By Brenlee Coates
No one’s sure what came first – the un-ironic appreciation for the moustache or the sudden lustre of barber shops of decades past, but one thing’s for sure: Hunter & Gunn brought the old-school coiffure back in Winnipeg.
And now, the only major change in business as usual when Movember rolls around is a sudden surge in moustache wax sales.
Usually, the prominent West Broadway barbers are also called upon to do “quick shaves” for the local celebrity participants in the annual fundraiser, but donating their time is also not out of the ordinary for the team.
One dollar from all services and products sold at Hunter & Gunn goes straight back into the community – and the staff is expected to do at least one hour of volunteer work a week. “Everyone does more than that I think,” says owner, Jeremy Regan.
“I’m really, really proud of my staff… for jumping on board with the volunteering.”
In the last two years, Hunter & Gunn has raised $30,000 for Graffiti Art Programming Inc. and The Ladybug Foundation.
This year’s beneficiary, Resource Assistance for Youth, Inc., is on track to receive another generous donation from its neighbourhood barber shop.
Regan has found a formula that works for his business that’s financially viable; he’s able to support his family, give back to the community and help his staff make a good living, while charging relatively low prices for services.
This was all part of his vision when he decided to embark on his own.
After working in pretty much every capacity of the hair industry for over a decade, he left a cozy job at a reputed salon to do things a little differently.
“Basically, I was charging around double what I do now,” says Regan. At Hunter & Gunn, “we’re starting around the Ultracuts and Super Clips (price point).”
Regan explained the formula for hairdressers is typically to raise prices periodically, during which time they lose about 10 to 15 per cent of their clientele.
He wanted to reject this formula, and open a barber shop that wouldn’t cause him to lose any clients. “It’s a barber shop for men, women and children,” says Regan. “I had a very big female clientele that I wanted to keep… Why cut off any market?”
On any given day, Regan says you can see the diversity of the clientele popping in and out of the doors at the 567 Broadway establishment – university students, businessmen and women, the LGBTTQ community, and everything in between.

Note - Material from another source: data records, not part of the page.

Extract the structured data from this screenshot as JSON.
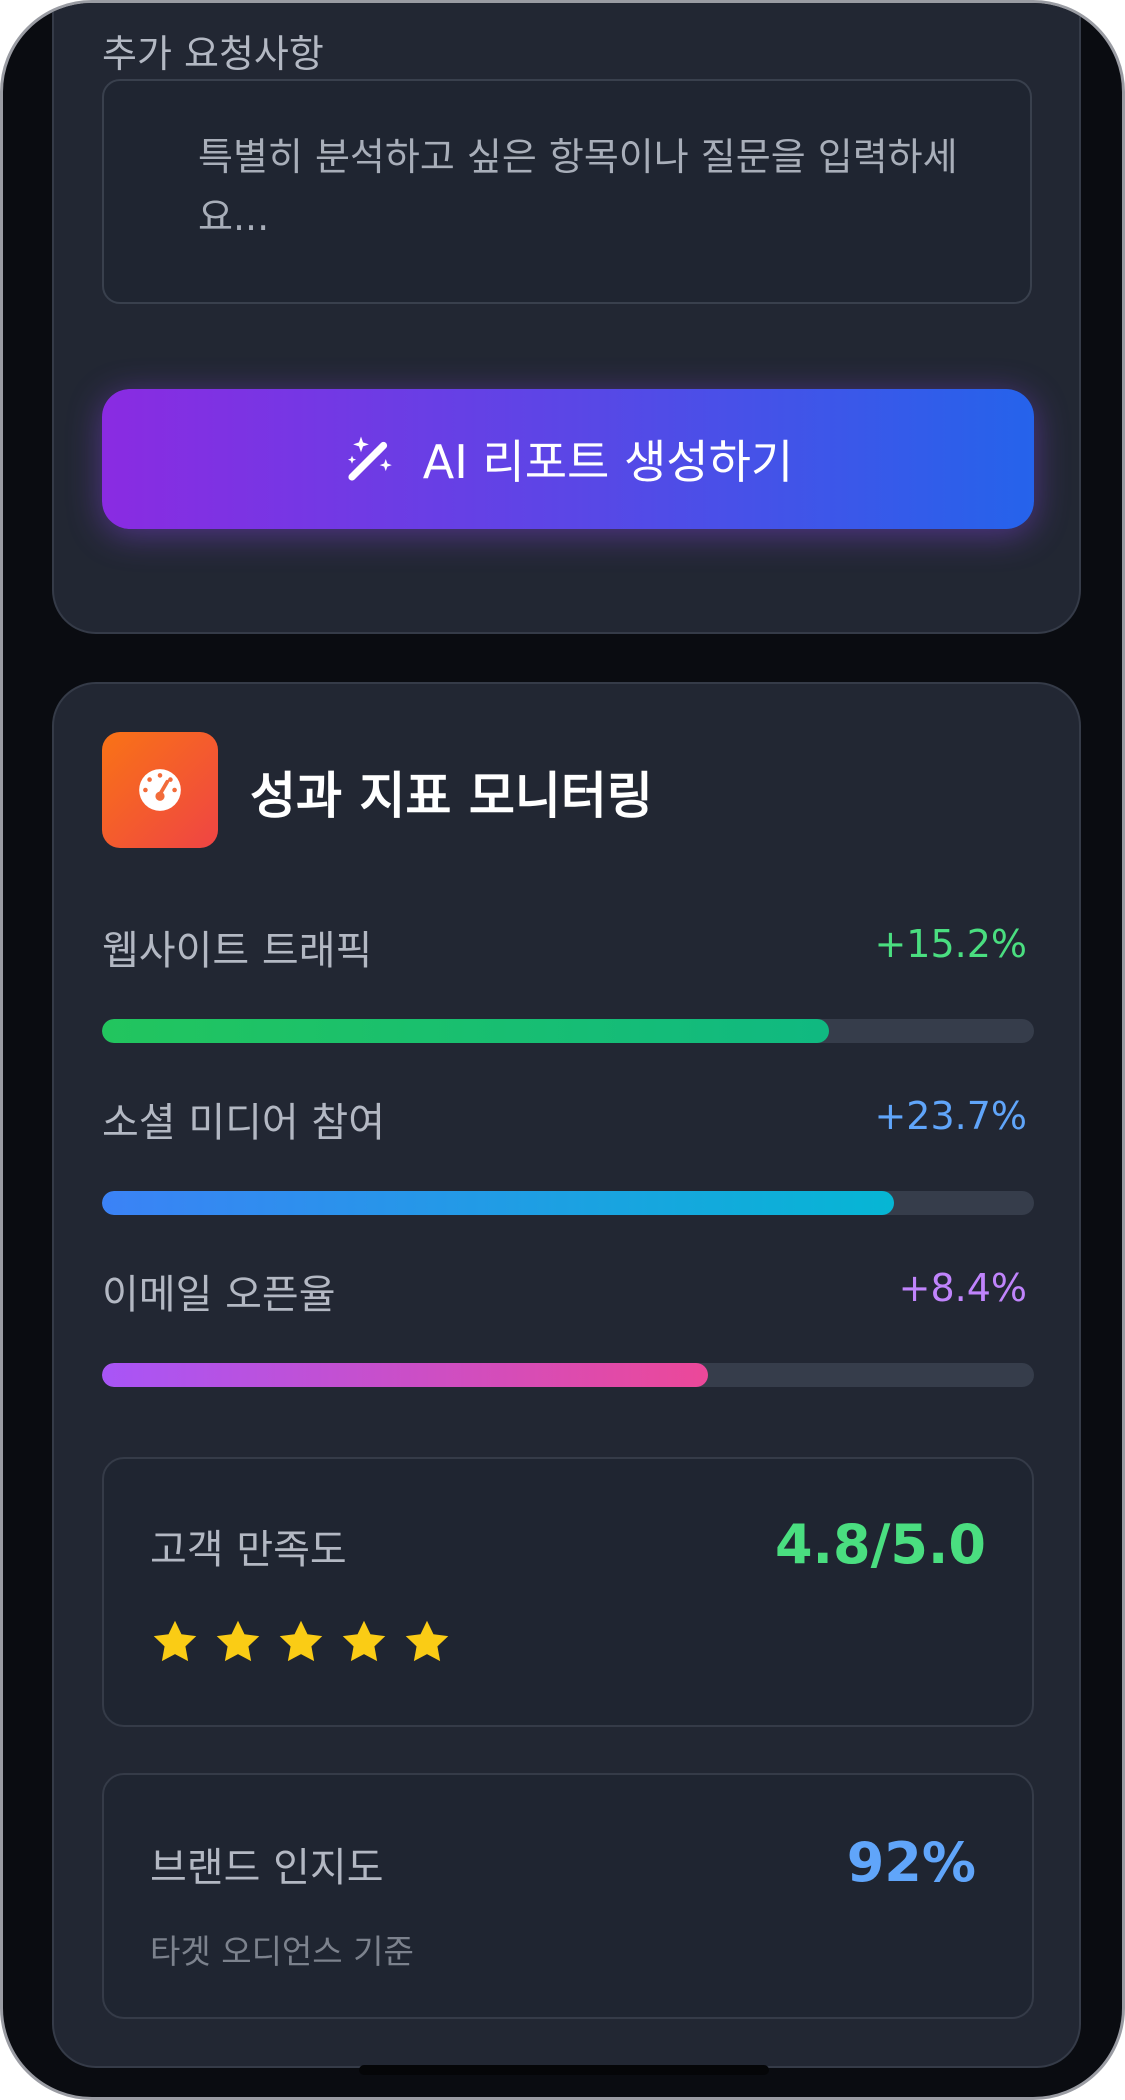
{
  "request": {
    "label": "추가 요청사항",
    "placeholder": "특별히 분석하고 싶은 항목이나 질문을 입력하세요...",
    "generate_button": "AI 리포트 생성하기",
    "generate_icon": "magic-wand-sparkles-icon"
  },
  "metrics_card": {
    "title": "성과 지표 모니터링",
    "icon": "gauge-icon",
    "metrics": [
      {
        "label": "웹사이트 트래픽",
        "value": "+15.2%",
        "progress": 0.78,
        "color": "#4ade80",
        "gradient": [
          "#22c55e",
          "#10b981"
        ]
      },
      {
        "label": "소셜 미디어 참여",
        "value": "+23.7%",
        "progress": 0.85,
        "color": "#60a5fa",
        "gradient": [
          "#3b82f6",
          "#06b6d4"
        ]
      },
      {
        "label": "이메일 오픈율",
        "value": "+8.4%",
        "progress": 0.65,
        "color": "#c084fc",
        "gradient": [
          "#a855f7",
          "#ec4899"
        ]
      }
    ],
    "satisfaction": {
      "label": "고객 만족도",
      "value": "4.8/5.0",
      "stars": 5,
      "color": "#4ade80",
      "star_color": "#facc15"
    },
    "brand": {
      "label": "브랜드 인지도",
      "value": "92%",
      "note": "타겟 오디언스 기준",
      "color": "#60a5fa"
    }
  }
}
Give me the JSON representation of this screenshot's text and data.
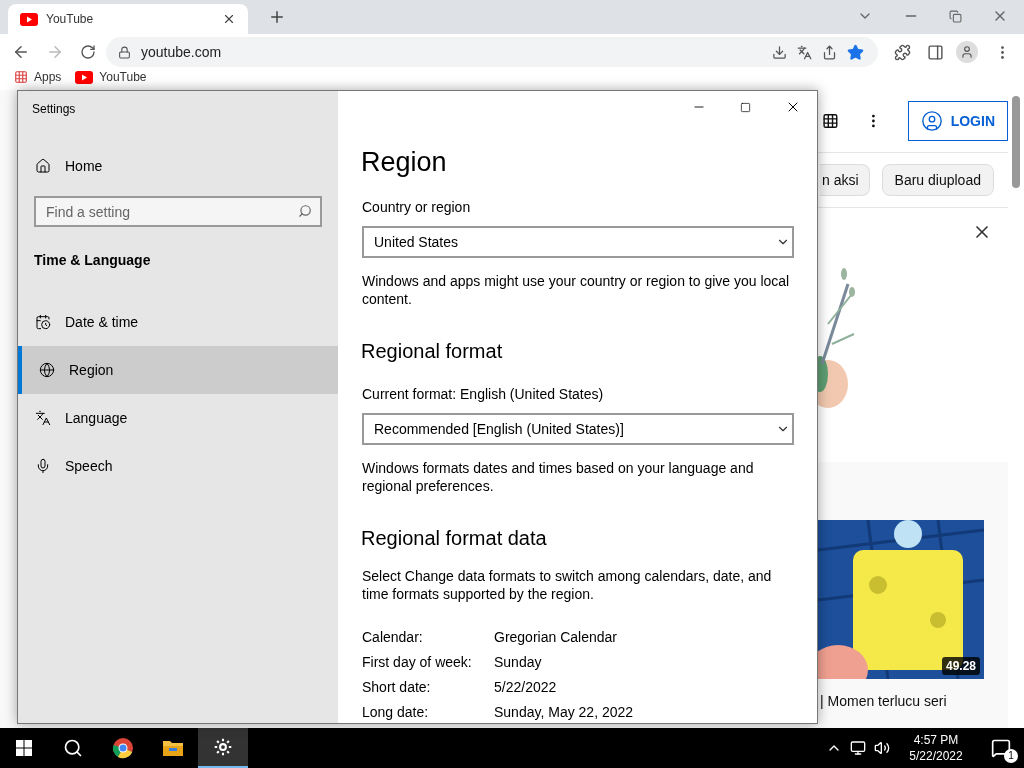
{
  "browser": {
    "tab": {
      "title": "YouTube",
      "selected": true
    },
    "address": "youtube.com",
    "bookmarked": true,
    "bookmarks": [
      "Apps",
      "YouTube"
    ]
  },
  "youtube": {
    "login": "LOGIN",
    "chips": [
      "n aksi",
      "Baru diupload"
    ],
    "video": {
      "duration": "49.28",
      "title": "| Momen terlucu seri"
    }
  },
  "settings": {
    "title": "Settings",
    "home": "Home",
    "search": {
      "placeholder": "Find a setting"
    },
    "section": "Time & Language",
    "nav": [
      {
        "label": "Date & time",
        "selected": false
      },
      {
        "label": "Region",
        "selected": true
      },
      {
        "label": "Language",
        "selected": false
      },
      {
        "label": "Speech",
        "selected": false
      }
    ],
    "page": {
      "heading": "Region",
      "country": {
        "label": "Country or region",
        "value": "United States",
        "note": "Windows and apps might use your country or region to give you local content."
      },
      "regional_format": {
        "heading": "Regional format",
        "label": "Current format: English (United States)",
        "value": "Recommended [English (United States)]",
        "note": "Windows formats dates and times based on your language and regional preferences."
      },
      "format_data": {
        "heading": "Regional format data",
        "note": "Select Change data formats to switch among calendars, date, and time formats supported by the region.",
        "rows": [
          {
            "label": "Calendar:",
            "value": "Gregorian Calendar"
          },
          {
            "label": "First day of week:",
            "value": "Sunday"
          },
          {
            "label": "Short date:",
            "value": "5/22/2022"
          },
          {
            "label": "Long date:",
            "value": "Sunday, May 22, 2022"
          }
        ]
      }
    }
  },
  "taskbar": {
    "apps": [
      {
        "selected": false
      },
      {
        "selected": false
      },
      {
        "selected": false
      },
      {
        "selected": true
      }
    ],
    "time": "4:57 PM",
    "date": "5/22/2022",
    "notifications": "1"
  }
}
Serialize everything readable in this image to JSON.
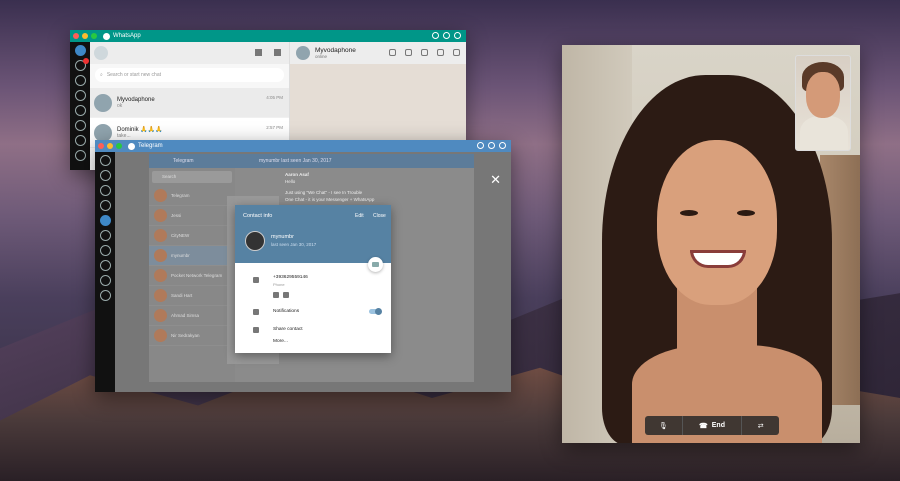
{
  "whatsapp": {
    "title": "WhatsApp",
    "search_placeholder": "Search or start new chat",
    "chats": [
      {
        "name": "Myvodaphone",
        "sub": "ok",
        "time": "4:05 PM"
      },
      {
        "name": "Dominik 🙏🙏🙏",
        "sub": "take...",
        "time": "2:57 PM"
      }
    ],
    "active_chat": {
      "name": "Myvodaphone",
      "status": "online"
    }
  },
  "telegram": {
    "title": "Telegram",
    "header_left": "Telegram",
    "header_user": "mynumbr",
    "header_seen": "last seen Jan 30, 2017",
    "search_placeholder": "Search",
    "list": [
      "Telegram",
      "Jessi",
      "CityNEW",
      "mynumbr",
      "Pocket Network Telegram",
      "Sandi Hart",
      "Ahmad Simsa",
      "Nir Sedrakyan"
    ],
    "message_author": "Aaron Asaf",
    "message_text": "Hello",
    "message_2": "Just using \"We Chat\" - I see In Trouble",
    "message_3": "One Chat - it is your Messenger + WhatsApp",
    "contact_info": {
      "title": "Contact info",
      "edit": "Edit",
      "close": "Close",
      "name": "mynumbr",
      "seen": "last seen Jan 30, 2017",
      "phone": "+393629559146",
      "phone_label": "Phone",
      "notifications": "Notifications",
      "share": "Share contact",
      "more": "More..."
    },
    "close_x": "✕"
  },
  "facetime": {
    "end_label": "End",
    "mute_icon": "mic-mute-icon",
    "flip_icon": "camera-flip-icon"
  }
}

People expect to see hipsters with fades and immaculate moustaches whipping through the three chairs, but it’s just as likely to be three women getting cuts and colours, says Regan.
Hunter & Gunn does feature some of the usual hipster bait – nostalgic record player, foosball hockey table, mid-century furniture and gourmet coffee, but the barber shop is inviting to most admirers of the throwback institutions, especially with its superior delivery of hot shaves and fades. And they have a tantalizing spread of fashion and culture magazines laid out among the leather couches waiting to be devoured.
Though they serve a no-fuss no-muss, time-slotted haircut, it’s easy to imagine time drifting by while lingering in the seating area, watching the TV that’s perpetually on at the shop, and enjoying the tunes on vinyl.
Maybe the best part of the Hunter & Gunn experience, besides the comforting sight of the red, white and blue striped relic and jumbled art on the walls reminiscent of a simpler time, is the return to barber shop conversation.
All those topics that are supposed to be off the docket are readily encouraged.
“It’s a place where you talk about sex, religion and politics,” says Regan.